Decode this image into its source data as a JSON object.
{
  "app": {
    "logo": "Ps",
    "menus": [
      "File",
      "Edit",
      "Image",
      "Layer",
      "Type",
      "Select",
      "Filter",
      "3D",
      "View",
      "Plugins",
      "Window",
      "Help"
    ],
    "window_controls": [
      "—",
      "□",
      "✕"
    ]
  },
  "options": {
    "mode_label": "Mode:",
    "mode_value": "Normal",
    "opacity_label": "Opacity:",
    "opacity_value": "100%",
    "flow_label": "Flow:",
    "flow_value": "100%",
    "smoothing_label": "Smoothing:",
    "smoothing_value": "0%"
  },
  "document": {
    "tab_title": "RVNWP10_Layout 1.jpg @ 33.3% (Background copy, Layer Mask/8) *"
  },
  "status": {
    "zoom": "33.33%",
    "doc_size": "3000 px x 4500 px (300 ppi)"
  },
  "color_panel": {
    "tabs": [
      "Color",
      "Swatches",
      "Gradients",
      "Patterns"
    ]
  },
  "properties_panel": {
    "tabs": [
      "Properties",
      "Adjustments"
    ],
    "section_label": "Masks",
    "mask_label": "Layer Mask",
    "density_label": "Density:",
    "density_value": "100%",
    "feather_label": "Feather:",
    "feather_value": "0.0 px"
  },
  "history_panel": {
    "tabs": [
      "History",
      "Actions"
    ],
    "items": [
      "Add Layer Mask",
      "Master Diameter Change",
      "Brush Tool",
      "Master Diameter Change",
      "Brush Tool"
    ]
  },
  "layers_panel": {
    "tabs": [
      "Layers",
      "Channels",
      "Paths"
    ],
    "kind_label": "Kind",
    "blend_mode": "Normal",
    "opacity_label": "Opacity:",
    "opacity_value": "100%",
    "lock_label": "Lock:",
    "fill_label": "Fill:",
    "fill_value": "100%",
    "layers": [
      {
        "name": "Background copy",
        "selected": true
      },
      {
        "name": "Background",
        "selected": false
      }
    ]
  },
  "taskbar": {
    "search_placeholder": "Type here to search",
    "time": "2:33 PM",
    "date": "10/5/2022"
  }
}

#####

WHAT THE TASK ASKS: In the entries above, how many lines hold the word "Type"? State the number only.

EXERCISE ANSWER: 2